What can happen if you don’t follow your procedures

There are many examples of employers not following their own procedures leading to employee relations issues. For example, if you don’t follow your disciplinary procedure or if you don’t take a formal grievance seriously, you could end up facing your employee in an employment tribunal and losing.
You will be aware of news reports where employers breach their health and safety procedures leading to death or serious injury of an employee. Those employers can lose reputation, clients and employees as a result.
Not taking a whistleblowing report from an employee seriously is another issue that can escalate if not dealt with in accordance with your procedure. An employer’s name can be all over the press for having treated a whistleblower badly.

Keeping on the right side of the law

Your procedures need to comply with current employment law of course. For example, you may decide a person with over 2 years’ service attending a disciplinary meeting doesn’t need the opportunity to bring a companion into the meeting. This is contrary to the ACAS guidance on disciplinary hearings and would be looked at as unacceptable practice in a tribunal.
If you don’t offer your employee the opportunity to appeal a decision on a grievance, again, you are falling foul of the law.
It is essential to keep your policies and procedures up to date as mistakes can be costly for employers. Do get in touch with me if you are concerned that your documentation is out-of-date.
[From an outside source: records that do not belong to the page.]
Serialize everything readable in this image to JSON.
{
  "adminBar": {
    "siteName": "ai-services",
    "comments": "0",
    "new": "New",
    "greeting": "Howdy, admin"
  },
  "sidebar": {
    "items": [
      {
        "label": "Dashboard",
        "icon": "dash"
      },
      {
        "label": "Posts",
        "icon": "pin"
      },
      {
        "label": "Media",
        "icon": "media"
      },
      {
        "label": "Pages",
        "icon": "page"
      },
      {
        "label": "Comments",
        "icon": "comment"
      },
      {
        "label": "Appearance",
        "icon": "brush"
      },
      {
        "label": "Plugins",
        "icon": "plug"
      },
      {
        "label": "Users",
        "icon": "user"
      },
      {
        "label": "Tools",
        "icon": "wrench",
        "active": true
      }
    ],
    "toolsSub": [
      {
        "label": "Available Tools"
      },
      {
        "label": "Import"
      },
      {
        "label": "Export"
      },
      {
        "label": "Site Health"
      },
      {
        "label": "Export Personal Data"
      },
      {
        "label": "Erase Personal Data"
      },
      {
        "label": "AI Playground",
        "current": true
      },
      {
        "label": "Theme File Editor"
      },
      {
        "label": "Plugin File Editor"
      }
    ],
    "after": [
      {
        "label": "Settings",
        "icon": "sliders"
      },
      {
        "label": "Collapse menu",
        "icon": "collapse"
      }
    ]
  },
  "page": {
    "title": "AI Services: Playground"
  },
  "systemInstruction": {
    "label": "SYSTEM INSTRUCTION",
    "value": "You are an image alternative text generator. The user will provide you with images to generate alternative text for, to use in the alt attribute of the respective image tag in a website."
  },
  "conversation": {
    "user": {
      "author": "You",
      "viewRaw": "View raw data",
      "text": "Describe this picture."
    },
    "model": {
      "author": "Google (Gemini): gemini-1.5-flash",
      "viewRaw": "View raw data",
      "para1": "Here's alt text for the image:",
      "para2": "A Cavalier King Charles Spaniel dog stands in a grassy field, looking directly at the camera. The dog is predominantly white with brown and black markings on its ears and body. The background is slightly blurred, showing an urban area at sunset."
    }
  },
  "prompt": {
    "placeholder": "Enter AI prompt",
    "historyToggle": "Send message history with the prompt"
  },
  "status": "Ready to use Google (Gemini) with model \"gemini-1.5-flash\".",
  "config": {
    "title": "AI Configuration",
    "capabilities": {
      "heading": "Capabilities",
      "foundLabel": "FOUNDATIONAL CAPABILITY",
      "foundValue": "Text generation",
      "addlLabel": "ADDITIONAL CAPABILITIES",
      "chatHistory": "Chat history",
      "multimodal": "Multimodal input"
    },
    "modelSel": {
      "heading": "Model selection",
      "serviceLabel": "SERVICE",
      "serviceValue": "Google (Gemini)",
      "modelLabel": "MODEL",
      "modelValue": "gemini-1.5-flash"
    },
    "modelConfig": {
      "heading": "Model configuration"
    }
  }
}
You may decide to treat 2 employees differently who have breached your social media policy and have publicly criticised your organisation. Consistency and fairness in similar cases are two things that a tribunal would look at.
If you dismiss an employee for stealing products from your business but allow another person committing the same misconduct to continue in your employment, again, that can come across as unfair and unacceptably inconsistent.

Avoiding problems

Having your policies and procedures or employee handbook checked by an HR specialist every few years is essential as laws and case law change on a regular basis. For example, a use of mobile phones whilst driving policy will need updating as the government has recently added restrictions.
Next year neonatal leave and pay is likely to be added to statutory benefits your employees may be eligible for, so this will need to be added to your policies.
It is important to communicate your policies and procedures clearly to avoid problems. Ensure the wording is clear on a particular policy and ensure that when you are explaining a procedure verbally that the person understands. If your policies aren’t working – why not obtain the input of your employees to get to the bottom of it?

It is important to keep up to date and not to be caught out. It is not just a paper exercise – it is helpful for you as an employer to understand what is and isn’t acceptable in the workplace as workplace culture is changing at a fast pace.

Contact Liz Jewer on 07803 007591 if you want your policies and procedures updated.

Get in touch

Contact Liz Jewer on 07803 007591 if you need advice about this topic or HR related services HR Think offer.